+++ WORKING DATA

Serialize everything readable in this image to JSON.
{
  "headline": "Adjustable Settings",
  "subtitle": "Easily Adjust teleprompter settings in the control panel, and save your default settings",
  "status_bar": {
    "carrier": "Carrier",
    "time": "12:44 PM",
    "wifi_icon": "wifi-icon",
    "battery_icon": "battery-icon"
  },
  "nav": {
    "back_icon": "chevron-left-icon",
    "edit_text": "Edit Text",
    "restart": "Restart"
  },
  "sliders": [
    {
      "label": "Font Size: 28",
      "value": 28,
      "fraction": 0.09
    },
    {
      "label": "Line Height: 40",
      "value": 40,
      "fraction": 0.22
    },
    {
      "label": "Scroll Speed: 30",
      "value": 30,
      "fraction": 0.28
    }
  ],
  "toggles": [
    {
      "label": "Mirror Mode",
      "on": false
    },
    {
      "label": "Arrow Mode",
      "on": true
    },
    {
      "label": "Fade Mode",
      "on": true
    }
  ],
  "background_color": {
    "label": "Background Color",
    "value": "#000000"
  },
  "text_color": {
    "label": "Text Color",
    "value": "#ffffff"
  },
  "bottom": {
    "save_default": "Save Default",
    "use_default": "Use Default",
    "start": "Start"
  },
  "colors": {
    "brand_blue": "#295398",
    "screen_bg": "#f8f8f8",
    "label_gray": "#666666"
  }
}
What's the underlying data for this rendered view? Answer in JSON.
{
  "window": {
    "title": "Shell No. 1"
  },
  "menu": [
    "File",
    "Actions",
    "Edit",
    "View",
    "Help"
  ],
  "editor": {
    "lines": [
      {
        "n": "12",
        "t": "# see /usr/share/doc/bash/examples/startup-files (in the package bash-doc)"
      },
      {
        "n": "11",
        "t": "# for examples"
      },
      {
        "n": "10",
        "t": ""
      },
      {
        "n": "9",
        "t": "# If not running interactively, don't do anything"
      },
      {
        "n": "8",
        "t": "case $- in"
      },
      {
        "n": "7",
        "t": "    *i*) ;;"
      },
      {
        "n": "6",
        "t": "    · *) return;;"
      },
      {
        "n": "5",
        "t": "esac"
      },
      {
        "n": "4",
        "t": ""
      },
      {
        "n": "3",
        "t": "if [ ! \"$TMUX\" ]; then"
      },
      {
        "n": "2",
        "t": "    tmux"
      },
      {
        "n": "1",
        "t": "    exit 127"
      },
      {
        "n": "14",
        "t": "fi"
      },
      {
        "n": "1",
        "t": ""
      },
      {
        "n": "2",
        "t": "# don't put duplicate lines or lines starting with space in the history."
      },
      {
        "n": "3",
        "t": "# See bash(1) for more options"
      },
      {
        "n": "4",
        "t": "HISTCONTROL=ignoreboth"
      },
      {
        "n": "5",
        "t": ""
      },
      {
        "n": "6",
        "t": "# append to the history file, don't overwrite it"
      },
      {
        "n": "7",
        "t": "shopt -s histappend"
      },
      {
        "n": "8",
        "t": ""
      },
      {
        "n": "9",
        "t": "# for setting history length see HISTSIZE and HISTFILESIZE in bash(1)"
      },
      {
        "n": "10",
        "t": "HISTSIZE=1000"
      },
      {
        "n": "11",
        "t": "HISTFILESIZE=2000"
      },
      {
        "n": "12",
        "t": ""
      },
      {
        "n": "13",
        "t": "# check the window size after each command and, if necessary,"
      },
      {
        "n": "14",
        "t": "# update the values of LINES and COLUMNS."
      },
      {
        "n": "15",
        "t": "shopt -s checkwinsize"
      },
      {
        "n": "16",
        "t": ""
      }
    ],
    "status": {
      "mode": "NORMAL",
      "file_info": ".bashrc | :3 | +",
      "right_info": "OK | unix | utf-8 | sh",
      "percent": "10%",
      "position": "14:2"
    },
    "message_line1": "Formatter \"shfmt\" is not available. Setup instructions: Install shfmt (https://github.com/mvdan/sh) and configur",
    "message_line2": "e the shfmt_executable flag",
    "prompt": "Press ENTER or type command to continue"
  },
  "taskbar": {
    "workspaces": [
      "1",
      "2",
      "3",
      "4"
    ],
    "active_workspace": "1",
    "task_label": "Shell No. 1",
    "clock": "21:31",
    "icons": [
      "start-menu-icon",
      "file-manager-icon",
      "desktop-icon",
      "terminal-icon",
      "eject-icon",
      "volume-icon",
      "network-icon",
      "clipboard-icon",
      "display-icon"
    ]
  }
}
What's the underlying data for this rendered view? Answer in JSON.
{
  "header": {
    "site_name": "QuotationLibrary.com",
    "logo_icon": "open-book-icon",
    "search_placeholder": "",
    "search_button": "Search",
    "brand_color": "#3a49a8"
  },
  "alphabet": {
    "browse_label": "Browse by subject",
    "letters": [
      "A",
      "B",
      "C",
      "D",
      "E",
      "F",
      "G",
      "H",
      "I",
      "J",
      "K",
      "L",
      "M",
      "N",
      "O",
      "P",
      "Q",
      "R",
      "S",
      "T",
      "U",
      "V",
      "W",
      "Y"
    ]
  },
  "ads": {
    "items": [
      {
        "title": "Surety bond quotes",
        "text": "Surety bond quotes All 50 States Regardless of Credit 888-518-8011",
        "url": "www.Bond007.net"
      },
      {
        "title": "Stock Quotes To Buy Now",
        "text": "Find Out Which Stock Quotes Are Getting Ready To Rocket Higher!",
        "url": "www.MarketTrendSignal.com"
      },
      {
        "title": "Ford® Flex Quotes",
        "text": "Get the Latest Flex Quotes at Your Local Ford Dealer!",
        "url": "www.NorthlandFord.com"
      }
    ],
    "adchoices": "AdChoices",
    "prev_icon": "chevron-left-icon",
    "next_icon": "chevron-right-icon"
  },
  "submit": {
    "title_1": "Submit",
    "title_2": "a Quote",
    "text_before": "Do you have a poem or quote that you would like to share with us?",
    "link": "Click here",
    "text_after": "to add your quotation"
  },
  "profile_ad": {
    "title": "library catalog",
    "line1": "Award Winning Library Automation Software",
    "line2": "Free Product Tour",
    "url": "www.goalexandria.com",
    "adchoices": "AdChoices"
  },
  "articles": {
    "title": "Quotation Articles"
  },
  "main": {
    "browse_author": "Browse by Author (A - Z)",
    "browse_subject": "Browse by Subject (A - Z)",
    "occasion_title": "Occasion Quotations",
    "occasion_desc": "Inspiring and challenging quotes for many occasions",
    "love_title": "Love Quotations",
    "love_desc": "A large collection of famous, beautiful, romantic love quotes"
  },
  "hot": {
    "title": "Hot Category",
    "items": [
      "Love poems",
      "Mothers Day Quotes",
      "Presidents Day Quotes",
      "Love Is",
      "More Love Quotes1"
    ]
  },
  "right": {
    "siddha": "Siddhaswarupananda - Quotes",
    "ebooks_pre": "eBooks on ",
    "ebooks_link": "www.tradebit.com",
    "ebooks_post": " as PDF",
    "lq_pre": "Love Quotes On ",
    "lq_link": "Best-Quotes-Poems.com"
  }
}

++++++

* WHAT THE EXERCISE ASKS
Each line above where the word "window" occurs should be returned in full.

* RESPONSE
  "window": {
        "t": "# check the window size after each command and, if necessary,"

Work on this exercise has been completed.